# What you should do:
Report only the number of lines below in which the string "this" appears.
Segment Open
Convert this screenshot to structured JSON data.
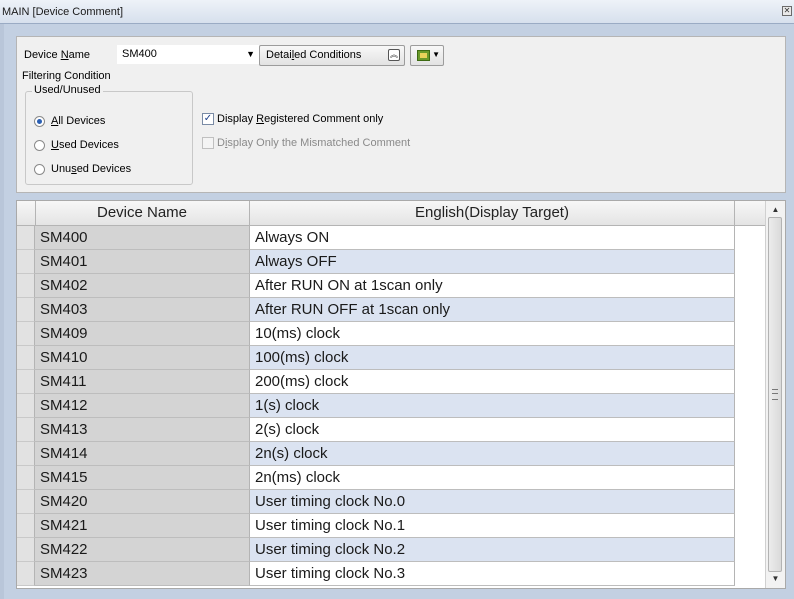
{
  "window": {
    "title": "MAIN [Device Comment]"
  },
  "toolbar": {
    "device_name_label_pre": "Device ",
    "device_name_label_key": "N",
    "device_name_label_post": "ame",
    "device_name_value": "SM400",
    "detailed_conditions_pre": "Detai",
    "detailed_conditions_key": "l",
    "detailed_conditions_post": "ed Conditions"
  },
  "filter": {
    "title": "Filtering Condition",
    "used_unused": {
      "legend": "Used/Unused",
      "options": [
        {
          "pre": "",
          "key": "A",
          "post": "ll Devices",
          "selected": true
        },
        {
          "pre": "",
          "key": "U",
          "post": "sed Devices",
          "selected": false
        },
        {
          "pre": "Unu",
          "key": "s",
          "post": "ed Devices",
          "selected": false
        }
      ]
    },
    "display_registered": {
      "pre": "Display ",
      "key": "R",
      "post": "egistered Comment only",
      "checked": true,
      "enabled": true
    },
    "display_mismatched": {
      "pre": "D",
      "key": "i",
      "post": "splay Only the Mismatched Comment",
      "checked": false,
      "enabled": false
    }
  },
  "grid": {
    "columns": [
      "Device Name",
      "English(Display Target)"
    ],
    "rows": [
      {
        "device": "SM400",
        "comment": "Always ON"
      },
      {
        "device": "SM401",
        "comment": "Always OFF"
      },
      {
        "device": "SM402",
        "comment": "After RUN ON at 1scan only"
      },
      {
        "device": "SM403",
        "comment": "After RUN OFF at 1scan only"
      },
      {
        "device": "SM409",
        "comment": "10(ms) clock"
      },
      {
        "device": "SM410",
        "comment": "100(ms) clock"
      },
      {
        "device": "SM411",
        "comment": "200(ms) clock"
      },
      {
        "device": "SM412",
        "comment": "1(s) clock"
      },
      {
        "device": "SM413",
        "comment": "2(s) clock"
      },
      {
        "device": "SM414",
        "comment": "2n(s) clock"
      },
      {
        "device": "SM415",
        "comment": "2n(ms) clock"
      },
      {
        "device": "SM420",
        "comment": "User timing clock No.0"
      },
      {
        "device": "SM421",
        "comment": "User timing clock No.1"
      },
      {
        "device": "SM422",
        "comment": "User timing clock No.2"
      },
      {
        "device": "SM423",
        "comment": "User timing clock No.3"
      }
    ]
  },
  "icons": {
    "close": "close-icon",
    "dropdown": "chevron-down-icon",
    "collapse": "double-chevron-up-icon",
    "filter": "filter-icon"
  }
}
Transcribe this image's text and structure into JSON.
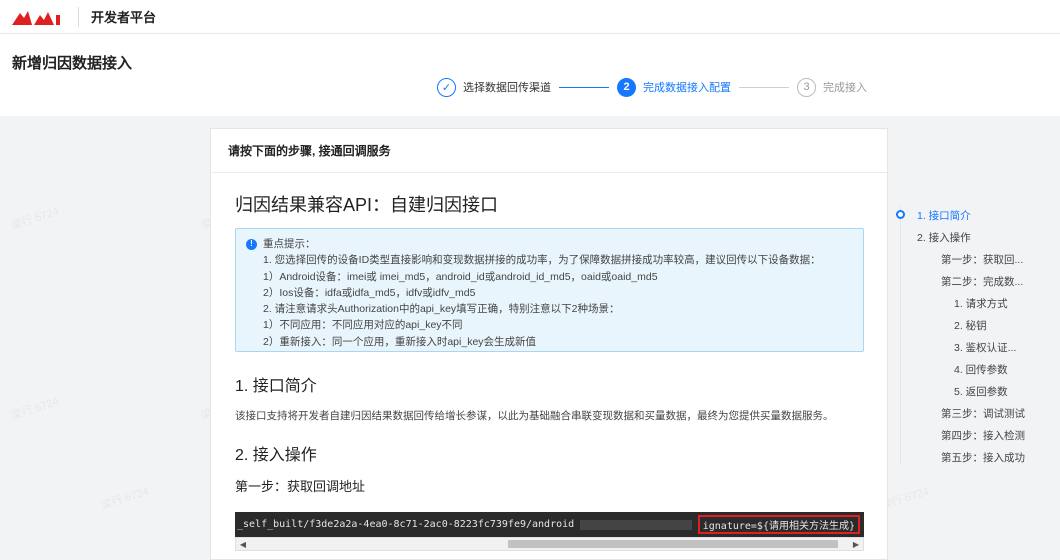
{
  "topnav": {
    "brand": "开发者平台",
    "logo_color": "#e02020"
  },
  "page": {
    "title": "新增归因数据接入"
  },
  "steps": [
    {
      "label": "选择数据回传渠道",
      "status": "done",
      "marker": "✓"
    },
    {
      "label": "完成数据接入配置",
      "status": "active",
      "marker": "2"
    },
    {
      "label": "完成接入",
      "status": "pending",
      "marker": "3"
    }
  ],
  "card": {
    "header": "请按下面的步骤, 接通回调服务",
    "doc_title": "归因结果兼容API：自建归因接口",
    "notice": {
      "title": "重点提示：",
      "lines": [
        "1. 您选择回传的设备ID类型直接影响和变现数据拼接的成功率，为了保障数据拼接成功率较高，建议回传以下设备数据：",
        "1）Android设备：imei或 imei_md5，android_id或android_id_md5，oaid或oaid_md5",
        "2）Ios设备：idfa或idfa_md5，idfv或idfv_md5",
        "2. 请注意请求头Authorization中的api_key填写正确，特别注意以下2种场景：",
        "1）不同应用：不同应用对应的api_key不同",
        "2）重新接入：同一个应用，重新接入时api_key会生成新值"
      ]
    },
    "section1": "1. 接口简介",
    "section1_desc": "该接口支持将开发者自建归因结果数据回传给增长参谋，以此为基础融合串联变现数据和买量数据，最终为您提供买量数据服务。",
    "section2": "2. 接入操作",
    "step1_title": "第一步：获取回调地址",
    "code_left": "_self_built/f3de2a2a-4ea0-8c71-2ac0-8223fc739fe9/android",
    "code_right": "ignature=${请用相关方法生成}"
  },
  "anchor_nav": [
    {
      "label": "1. 接口简介",
      "active": true
    },
    {
      "label": "2. 接入操作"
    },
    {
      "label": "第一步：获取回..."
    },
    {
      "label": "第二步：完成数..."
    },
    {
      "label": "1. 请求方式"
    },
    {
      "label": "2. 秘钥"
    },
    {
      "label": "3. 鉴权认证..."
    },
    {
      "label": "4. 回传参数"
    },
    {
      "label": "5. 返回参数"
    },
    {
      "label": "第三步：调试测试"
    },
    {
      "label": "第四步：接入检测"
    },
    {
      "label": "第五步：接入成功"
    }
  ],
  "watermark": "梁行 6724",
  "colors": {
    "accent": "#1677ff",
    "notice_bg": "#e9f5fd",
    "highlight": "#e02020"
  }
}
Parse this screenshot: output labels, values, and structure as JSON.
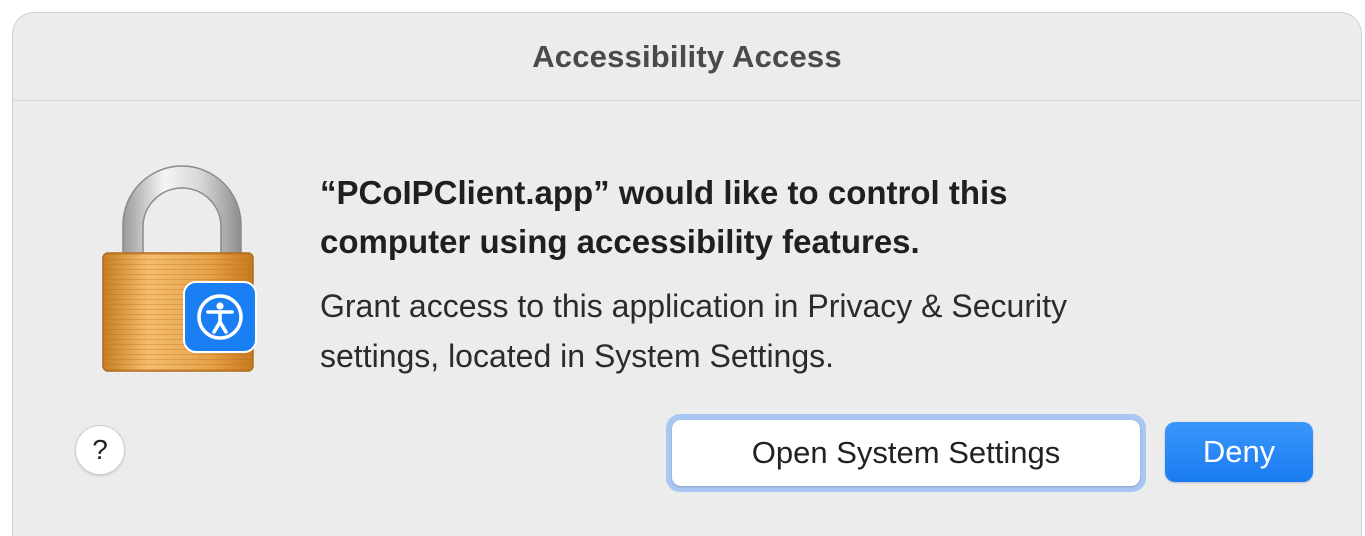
{
  "dialog": {
    "title": "Accessibility Access",
    "heading_lines": [
      "“PCoIPClient.app” would like to control this",
      "computer using accessibility features."
    ],
    "body_lines": [
      "Grant access to this application in Privacy & Security",
      "settings, located in System Settings."
    ],
    "icons": {
      "main": "lock-icon",
      "badge": "accessibility-icon"
    }
  },
  "buttons": {
    "help_label": "?",
    "open_settings_label": "Open System Settings",
    "deny_label": "Deny"
  },
  "colors": {
    "accent": "#1a7cf2",
    "focus_ring": "#a9c7f3",
    "lock_body": "#e8a54a"
  }
}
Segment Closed
# Answer to the exercise:
5